I used a screw terminal on my composite circuit but you can just as easily solder them in. To be extra safe I placed thicker rubber insulation below the circuit and hot glued it all in place.
Next came the RCA jacks. I chose to center them on the back panel but you can place them anywhere you like. Atari’s plastic is very brittle! Be careful when drilling! Put painters or masking tape on the case and mark where you want the holes. Start with a thin pilot hole and gradually step up the drill bit sizes until you get a 1/4 inch hole. You can also use a step drill bit if you have one.
I’m a little bummed I couldn’t get all matching RCA jacks but its what I had laying around.
When wiring up the RCA jacks pull ground from any source on the main board or your new composite circuit and share it among all the jack’s outer ring. After that you’d wire up the video line to one of the RCA’s center post. The audio wire you’ll solder to both the remaining RCA’s center posts. Atari doesn’t output stereo, so essentially this setup gives you dual mono.
While I had the main board accessible I also installed an LED light as a power indicator. I drilled a small hole the size of a standard LED near the power switch and using a red LED (red seemed to matched the aesthetic better) with a 1k resistor on the cathode soldered it to the 5v regulator located on the left side of the board. Hot glue held the LED in place and I used a connector so if I serviced the machine again I could easily disconnect it from the board without desoldering. Always build things you can take apart!
Testing and Finishing
Before putting it all back together test out the video and audio outputs. With this mod you get a black scree instead of a static/noisy screen if the game doesn’t load which can easily make you think something is wrong. Before you troubleshoot further try reseating or resetting the game or a different game cartridge.
Once you verify sound and video are working dial in any color adjustments using the potentiometer on the left hand side of the main board (circled below). Pitfall’s various shades of green along with blues, reds and other bright colors make it a great game for color balancing.
If you find your image is too bright or too dark consider changing the pull down resistor attached to the emitter of 2N222 Transistor. A lower value will be brighter, a higher value will be dimmer.

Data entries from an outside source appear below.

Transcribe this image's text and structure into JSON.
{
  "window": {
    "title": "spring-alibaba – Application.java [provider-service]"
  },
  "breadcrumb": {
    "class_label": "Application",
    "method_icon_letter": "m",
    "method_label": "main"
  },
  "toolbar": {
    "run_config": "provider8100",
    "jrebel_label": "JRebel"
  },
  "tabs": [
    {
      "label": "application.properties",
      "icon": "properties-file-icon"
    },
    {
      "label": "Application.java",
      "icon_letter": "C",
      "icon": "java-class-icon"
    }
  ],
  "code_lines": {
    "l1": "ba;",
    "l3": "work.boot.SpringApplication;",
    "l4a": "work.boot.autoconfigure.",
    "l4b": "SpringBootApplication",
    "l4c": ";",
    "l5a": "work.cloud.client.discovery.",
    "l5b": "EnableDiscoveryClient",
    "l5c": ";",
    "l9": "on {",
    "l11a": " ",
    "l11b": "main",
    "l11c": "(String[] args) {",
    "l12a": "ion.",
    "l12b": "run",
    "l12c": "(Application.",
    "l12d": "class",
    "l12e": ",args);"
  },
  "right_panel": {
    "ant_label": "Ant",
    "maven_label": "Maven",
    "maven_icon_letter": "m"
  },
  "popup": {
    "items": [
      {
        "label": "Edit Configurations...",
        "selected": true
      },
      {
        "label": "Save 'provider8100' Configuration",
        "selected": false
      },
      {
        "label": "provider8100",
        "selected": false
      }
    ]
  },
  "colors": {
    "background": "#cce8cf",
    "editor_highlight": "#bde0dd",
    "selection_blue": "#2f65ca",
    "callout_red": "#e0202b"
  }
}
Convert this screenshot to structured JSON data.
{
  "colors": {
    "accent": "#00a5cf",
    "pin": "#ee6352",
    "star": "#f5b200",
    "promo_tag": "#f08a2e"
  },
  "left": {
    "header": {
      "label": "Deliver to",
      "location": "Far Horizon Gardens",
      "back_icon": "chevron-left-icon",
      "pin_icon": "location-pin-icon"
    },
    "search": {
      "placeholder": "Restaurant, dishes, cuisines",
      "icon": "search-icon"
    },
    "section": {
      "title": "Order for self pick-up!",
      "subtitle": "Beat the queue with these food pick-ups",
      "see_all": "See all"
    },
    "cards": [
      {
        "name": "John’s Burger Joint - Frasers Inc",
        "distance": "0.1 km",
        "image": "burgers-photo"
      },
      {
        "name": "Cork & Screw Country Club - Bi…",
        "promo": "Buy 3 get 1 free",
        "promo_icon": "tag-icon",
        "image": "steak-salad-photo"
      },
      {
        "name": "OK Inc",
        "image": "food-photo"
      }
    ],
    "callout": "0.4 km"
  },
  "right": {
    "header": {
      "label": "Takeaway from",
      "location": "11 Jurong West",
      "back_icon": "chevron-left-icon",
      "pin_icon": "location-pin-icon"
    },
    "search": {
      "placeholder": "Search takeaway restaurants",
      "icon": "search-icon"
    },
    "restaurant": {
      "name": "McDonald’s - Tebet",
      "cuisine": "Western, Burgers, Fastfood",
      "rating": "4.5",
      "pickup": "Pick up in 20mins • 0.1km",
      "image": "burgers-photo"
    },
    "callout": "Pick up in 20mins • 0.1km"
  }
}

Another great mod done but not pictured is installing microswitches to the controllers to make them more responsive. A tutorial to that mod can be found here https://www.youtube.com/watch?v=WdIerqiYfA0
These are all easy mods that extend the life and use of your old Atari. Good luck!